----- Given entries -----

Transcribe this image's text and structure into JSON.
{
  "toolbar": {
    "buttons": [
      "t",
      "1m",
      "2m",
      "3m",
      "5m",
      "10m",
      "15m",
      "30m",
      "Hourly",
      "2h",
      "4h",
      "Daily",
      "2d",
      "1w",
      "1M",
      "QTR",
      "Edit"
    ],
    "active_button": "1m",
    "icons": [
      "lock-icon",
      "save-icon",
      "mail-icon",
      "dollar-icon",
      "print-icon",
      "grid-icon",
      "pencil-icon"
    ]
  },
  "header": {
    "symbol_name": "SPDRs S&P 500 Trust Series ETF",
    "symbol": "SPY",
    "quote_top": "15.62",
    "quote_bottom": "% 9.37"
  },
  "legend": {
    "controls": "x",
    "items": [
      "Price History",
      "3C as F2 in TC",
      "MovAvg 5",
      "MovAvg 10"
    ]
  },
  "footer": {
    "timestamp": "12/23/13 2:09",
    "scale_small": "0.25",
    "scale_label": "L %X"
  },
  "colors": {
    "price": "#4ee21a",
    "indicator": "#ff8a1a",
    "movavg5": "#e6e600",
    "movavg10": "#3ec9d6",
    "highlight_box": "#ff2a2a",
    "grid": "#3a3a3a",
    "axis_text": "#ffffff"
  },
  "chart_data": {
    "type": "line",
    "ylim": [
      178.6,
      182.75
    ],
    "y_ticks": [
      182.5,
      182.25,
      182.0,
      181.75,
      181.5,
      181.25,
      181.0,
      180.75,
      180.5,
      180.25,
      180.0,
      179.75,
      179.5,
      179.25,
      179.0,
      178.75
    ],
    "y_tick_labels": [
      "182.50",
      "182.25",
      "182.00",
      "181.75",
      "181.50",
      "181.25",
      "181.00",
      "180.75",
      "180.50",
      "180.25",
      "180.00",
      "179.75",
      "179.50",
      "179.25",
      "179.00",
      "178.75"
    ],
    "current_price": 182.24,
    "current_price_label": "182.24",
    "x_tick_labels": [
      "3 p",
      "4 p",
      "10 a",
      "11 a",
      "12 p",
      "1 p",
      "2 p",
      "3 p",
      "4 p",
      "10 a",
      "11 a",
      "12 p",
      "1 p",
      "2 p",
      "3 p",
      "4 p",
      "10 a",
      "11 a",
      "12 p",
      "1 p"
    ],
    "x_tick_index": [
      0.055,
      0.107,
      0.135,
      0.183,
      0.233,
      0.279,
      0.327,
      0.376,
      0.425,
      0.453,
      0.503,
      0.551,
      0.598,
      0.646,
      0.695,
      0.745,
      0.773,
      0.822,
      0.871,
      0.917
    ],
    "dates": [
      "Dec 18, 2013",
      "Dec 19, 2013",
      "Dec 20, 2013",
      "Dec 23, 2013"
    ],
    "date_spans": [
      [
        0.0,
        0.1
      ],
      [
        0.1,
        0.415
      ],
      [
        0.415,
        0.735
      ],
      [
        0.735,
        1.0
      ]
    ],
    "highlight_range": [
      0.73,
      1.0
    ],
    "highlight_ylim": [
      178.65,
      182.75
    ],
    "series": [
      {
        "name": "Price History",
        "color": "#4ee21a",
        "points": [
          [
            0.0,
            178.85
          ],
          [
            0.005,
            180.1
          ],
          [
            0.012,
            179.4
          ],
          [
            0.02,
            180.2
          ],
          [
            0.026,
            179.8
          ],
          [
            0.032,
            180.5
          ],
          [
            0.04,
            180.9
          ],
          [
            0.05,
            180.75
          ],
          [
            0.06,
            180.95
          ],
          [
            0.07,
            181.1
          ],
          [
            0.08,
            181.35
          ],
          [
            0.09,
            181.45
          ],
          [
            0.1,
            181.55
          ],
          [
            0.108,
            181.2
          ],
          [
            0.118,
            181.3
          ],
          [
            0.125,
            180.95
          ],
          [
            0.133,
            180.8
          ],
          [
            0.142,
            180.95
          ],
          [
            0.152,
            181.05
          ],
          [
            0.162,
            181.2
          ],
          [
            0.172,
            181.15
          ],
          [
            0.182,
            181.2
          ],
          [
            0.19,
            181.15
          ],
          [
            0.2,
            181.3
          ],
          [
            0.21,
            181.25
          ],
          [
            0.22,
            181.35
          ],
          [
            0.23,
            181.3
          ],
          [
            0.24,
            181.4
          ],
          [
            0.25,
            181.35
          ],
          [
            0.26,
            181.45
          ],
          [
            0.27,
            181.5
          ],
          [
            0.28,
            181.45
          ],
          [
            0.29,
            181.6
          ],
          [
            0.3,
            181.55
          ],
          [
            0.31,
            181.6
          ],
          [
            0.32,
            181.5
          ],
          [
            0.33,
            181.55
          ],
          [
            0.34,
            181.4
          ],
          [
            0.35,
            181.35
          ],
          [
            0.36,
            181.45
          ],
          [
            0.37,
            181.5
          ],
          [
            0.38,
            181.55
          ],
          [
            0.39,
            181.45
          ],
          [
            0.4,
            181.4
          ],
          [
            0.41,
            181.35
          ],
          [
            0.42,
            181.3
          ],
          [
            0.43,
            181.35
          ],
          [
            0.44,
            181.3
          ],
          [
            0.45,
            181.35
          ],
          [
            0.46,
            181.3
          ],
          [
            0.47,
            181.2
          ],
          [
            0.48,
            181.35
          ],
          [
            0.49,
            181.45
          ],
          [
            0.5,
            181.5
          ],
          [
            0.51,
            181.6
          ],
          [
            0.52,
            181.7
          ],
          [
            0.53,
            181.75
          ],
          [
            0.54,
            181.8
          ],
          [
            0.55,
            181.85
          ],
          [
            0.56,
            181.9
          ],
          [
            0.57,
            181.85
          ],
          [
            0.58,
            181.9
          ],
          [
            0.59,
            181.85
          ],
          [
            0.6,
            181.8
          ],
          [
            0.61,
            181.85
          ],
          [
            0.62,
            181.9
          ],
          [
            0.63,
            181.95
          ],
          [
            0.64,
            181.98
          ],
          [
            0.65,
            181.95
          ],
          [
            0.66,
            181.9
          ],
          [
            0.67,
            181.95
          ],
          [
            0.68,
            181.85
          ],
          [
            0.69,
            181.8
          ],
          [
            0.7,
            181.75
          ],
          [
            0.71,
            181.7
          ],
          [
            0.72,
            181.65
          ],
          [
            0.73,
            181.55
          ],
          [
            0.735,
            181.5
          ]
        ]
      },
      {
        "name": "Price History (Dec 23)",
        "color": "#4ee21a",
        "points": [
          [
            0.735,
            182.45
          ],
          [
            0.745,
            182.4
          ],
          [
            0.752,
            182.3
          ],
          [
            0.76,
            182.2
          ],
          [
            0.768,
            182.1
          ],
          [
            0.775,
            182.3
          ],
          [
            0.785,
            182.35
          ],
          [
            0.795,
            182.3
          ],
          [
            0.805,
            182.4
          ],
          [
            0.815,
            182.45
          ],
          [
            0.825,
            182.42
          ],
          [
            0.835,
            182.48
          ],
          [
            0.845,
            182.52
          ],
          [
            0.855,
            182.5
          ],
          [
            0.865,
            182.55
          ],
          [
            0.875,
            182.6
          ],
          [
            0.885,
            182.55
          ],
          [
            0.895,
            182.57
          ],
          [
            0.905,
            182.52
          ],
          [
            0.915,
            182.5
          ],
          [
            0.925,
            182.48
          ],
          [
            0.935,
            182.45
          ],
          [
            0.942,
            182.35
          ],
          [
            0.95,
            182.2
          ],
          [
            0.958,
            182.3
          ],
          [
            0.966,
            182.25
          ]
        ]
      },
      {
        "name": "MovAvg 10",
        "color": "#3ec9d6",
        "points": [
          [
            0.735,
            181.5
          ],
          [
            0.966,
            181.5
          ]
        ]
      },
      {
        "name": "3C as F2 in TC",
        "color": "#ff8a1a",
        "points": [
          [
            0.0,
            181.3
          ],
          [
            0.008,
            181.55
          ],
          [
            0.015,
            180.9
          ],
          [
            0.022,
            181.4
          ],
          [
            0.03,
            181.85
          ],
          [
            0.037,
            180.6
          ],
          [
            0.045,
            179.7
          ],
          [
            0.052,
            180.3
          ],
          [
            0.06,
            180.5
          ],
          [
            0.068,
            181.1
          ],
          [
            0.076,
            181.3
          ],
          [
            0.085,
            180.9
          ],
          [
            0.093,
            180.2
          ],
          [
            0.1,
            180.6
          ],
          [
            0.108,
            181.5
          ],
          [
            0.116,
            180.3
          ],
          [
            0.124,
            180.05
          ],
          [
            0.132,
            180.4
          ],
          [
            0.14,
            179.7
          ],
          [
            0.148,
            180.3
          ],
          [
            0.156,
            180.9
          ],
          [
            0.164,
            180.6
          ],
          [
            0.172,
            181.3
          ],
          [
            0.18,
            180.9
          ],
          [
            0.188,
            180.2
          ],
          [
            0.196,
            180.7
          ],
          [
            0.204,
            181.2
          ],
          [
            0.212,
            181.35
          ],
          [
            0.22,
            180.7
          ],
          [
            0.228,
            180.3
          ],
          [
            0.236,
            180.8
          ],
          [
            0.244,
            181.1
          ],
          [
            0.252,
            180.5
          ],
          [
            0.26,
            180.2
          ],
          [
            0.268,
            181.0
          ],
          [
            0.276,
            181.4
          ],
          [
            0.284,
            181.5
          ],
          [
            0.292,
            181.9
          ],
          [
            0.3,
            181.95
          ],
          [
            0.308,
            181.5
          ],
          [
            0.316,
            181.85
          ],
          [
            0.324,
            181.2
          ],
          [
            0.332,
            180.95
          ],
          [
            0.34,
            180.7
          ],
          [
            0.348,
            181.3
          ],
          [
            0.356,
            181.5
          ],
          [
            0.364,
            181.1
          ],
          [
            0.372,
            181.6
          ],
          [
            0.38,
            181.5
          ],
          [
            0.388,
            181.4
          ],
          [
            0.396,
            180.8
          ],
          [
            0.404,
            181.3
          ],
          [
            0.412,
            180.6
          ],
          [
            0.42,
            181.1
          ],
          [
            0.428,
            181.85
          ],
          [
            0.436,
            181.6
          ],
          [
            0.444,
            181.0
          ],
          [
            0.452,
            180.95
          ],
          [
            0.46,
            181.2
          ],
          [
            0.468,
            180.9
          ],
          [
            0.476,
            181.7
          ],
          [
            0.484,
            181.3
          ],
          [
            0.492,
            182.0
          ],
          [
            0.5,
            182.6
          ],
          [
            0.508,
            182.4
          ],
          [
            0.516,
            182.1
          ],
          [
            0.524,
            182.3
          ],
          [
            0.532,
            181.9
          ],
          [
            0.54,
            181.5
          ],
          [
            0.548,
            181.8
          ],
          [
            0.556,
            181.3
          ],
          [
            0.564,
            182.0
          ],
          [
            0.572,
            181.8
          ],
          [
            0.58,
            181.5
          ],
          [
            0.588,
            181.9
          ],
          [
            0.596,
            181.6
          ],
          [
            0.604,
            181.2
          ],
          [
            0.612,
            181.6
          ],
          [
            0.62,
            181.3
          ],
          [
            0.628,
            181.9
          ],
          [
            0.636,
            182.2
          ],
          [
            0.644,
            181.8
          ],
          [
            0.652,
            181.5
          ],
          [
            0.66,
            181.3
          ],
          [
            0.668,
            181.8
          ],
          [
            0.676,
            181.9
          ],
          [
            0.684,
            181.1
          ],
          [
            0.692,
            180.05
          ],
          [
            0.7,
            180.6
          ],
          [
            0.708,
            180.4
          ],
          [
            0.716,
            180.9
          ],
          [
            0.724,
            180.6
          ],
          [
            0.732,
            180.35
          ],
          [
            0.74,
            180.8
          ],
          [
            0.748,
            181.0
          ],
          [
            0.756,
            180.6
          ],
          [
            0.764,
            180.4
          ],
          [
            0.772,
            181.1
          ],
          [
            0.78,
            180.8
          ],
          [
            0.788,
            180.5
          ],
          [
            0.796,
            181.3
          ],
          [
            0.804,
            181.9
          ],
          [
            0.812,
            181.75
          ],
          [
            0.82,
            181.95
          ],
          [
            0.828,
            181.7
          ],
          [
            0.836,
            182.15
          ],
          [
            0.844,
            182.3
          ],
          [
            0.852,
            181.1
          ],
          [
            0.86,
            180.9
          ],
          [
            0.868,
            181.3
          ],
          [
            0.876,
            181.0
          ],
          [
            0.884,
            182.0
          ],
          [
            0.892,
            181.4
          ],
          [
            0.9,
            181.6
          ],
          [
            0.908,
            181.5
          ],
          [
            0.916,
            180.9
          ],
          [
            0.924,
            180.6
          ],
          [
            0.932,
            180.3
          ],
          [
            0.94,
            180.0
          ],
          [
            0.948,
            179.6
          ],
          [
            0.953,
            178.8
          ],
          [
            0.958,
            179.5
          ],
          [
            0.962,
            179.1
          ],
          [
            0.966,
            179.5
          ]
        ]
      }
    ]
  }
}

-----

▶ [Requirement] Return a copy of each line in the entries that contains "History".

▶ [Result for this task]
      "Price History",
        "name": "Price History",
        "name": "Price History (Dec 23)",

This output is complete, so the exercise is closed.